  2. A certificate of pending litigation is merely a form of notice and, although registered “in the same manner as a charge”, it is not (Granby Consolidated Mining, Smelting and Power Co. v. Esquimalt and Nanaimo Railway Company, 1919 CanLII 419 (UK JCPC); Robinson v. Holmes).
  3. The Land Title Act has modified the common law doctrine by requiring a certificate of pending litigation to be registered. In the absence of fraud, the filing date, as opposed to the date of actual commencement of the proceeding, is material in establishing whether or not a dealing occurred before or after litigation was commenced (Brock v. Crawford (1908), 11 O.W.R. 143 (Q.B.); Rudland v. Romilly; Syndicat Lyonnais du Klondyke v. McGrade, 36 SCR 251, 1905 CanLII 21 (SCC)).
  4. The doctrine affords a litigant party the opportunity to search the record in a land title office before the commencement of a proceeding to ascertain who should be properly joined in it (Peck v. Sun Life Assurance Company of Canada (1904), 11 B.C.R. 215 (C.A.)).
  5. The doctrine is forward looking and applies to future purchasers only rather than those who have acquired their interest before litigation was commenced (Peck v. Sun Life; Bellamy v. Sabine (1857), 1 De. G.J. & S. 566, 44 E.R. 842 (H.L.)).
  6. A future purchaser is free to assess the validity of the plaintiff’s claim and to disregard the certificate of pending litigation if the purchaser thinks it baseless. The certificate of pending litigation does not confer rights on anyone (Brock v. Crawford).
  7. For the purpose of the doctrine, as modified by the Land Title Act, a dealing does not occur before the commencement of litigation under the rule in Rudland v. Romilly unless:
    1. the applicant is a bona fide purchaser for valuable consideration;
    2. the interest was acquired and registration of it applied for before the certificate of pending litigation is received; and
    3. the applicant is not a party to the proceeding.
  8. It is not for the registrar to determine the bona fides issue (Canada Permanent Mortgage Corp. v. British Columbia (Registrar of Titles), 1966 CanLII 683 (BC SC); Sibley v. British Columbia (Registrar of Land Titles), [1981] B.C.J. No. 43 (QL) (S.C.), Re Saville Row Properties Ltd., 1969 CanLII 822 (BC SC); and First Citizens Finance Co. Ltd. v. Registrar of Title, Vancouver Land Titles Office (1982), 26 R.P.R. 304 (B.C.S.C.)).
  9. It is not appropriate to classify the certificate of pending litigation issue as a mere question of priorities that can be resolved on a first in time, first in place basis (Robinson v. Holmes).

Priority over Mortgage not Registered in Error

The bank, as the petitioner in foreclosure proceedings, sought a declaration that a mortgage between the bank and the respondent, T, charged four properties owned by T. At the time the mortgage was granted, the bank erred in completing its security documentation and the mortgage was registered only against one of the lots.
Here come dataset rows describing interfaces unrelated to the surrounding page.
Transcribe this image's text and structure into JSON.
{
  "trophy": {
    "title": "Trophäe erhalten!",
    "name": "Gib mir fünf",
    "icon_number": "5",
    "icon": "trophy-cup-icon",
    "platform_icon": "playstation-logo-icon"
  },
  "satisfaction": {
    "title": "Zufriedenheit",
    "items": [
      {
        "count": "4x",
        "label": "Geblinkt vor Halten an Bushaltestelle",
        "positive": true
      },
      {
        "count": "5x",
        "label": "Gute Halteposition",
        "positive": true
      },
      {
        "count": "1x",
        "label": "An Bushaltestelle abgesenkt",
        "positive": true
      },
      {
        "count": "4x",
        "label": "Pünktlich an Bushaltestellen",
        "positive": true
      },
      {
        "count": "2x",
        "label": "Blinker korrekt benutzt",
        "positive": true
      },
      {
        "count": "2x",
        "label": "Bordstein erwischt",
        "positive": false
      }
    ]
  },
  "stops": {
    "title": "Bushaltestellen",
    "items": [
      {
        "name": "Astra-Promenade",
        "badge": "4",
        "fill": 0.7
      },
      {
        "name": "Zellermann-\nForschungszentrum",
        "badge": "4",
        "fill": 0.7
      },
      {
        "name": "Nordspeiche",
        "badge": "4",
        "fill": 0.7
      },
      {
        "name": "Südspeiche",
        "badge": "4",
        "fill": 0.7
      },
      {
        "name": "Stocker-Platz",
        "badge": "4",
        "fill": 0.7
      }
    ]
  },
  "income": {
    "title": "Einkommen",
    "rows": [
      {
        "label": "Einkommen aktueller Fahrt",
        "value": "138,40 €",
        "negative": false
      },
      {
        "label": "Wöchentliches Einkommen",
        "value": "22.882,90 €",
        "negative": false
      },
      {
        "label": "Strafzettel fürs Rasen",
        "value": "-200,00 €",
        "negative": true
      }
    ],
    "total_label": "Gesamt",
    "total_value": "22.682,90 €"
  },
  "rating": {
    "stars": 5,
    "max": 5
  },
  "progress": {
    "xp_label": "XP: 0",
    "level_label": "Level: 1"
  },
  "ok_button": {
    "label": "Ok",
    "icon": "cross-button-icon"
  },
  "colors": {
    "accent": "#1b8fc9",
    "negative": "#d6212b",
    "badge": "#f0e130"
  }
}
Before the error was discovered in the foreclosure proceedings, the respondent, K, the former common-law spouse of T, had commenced proceedings in family court and had filed certificates of pending litigation against all four lots. The court found that, while K did not have a mortgage or a proven interest in the land, he had reserved a priority spot on title by filing the certificates and he was entitled to that priority if successful in proving his interest in the land. With respect to the mortgage, the court confirmed that the mortgage registered against the one lot had priority over all other charges and ordered that the registrar extend the registration of the mortgage to the remaining three lots in subsequent priority to K’s certificates (Bank of Nova Scotia v. Titanich, 2014 BCSC 1129 (Master)).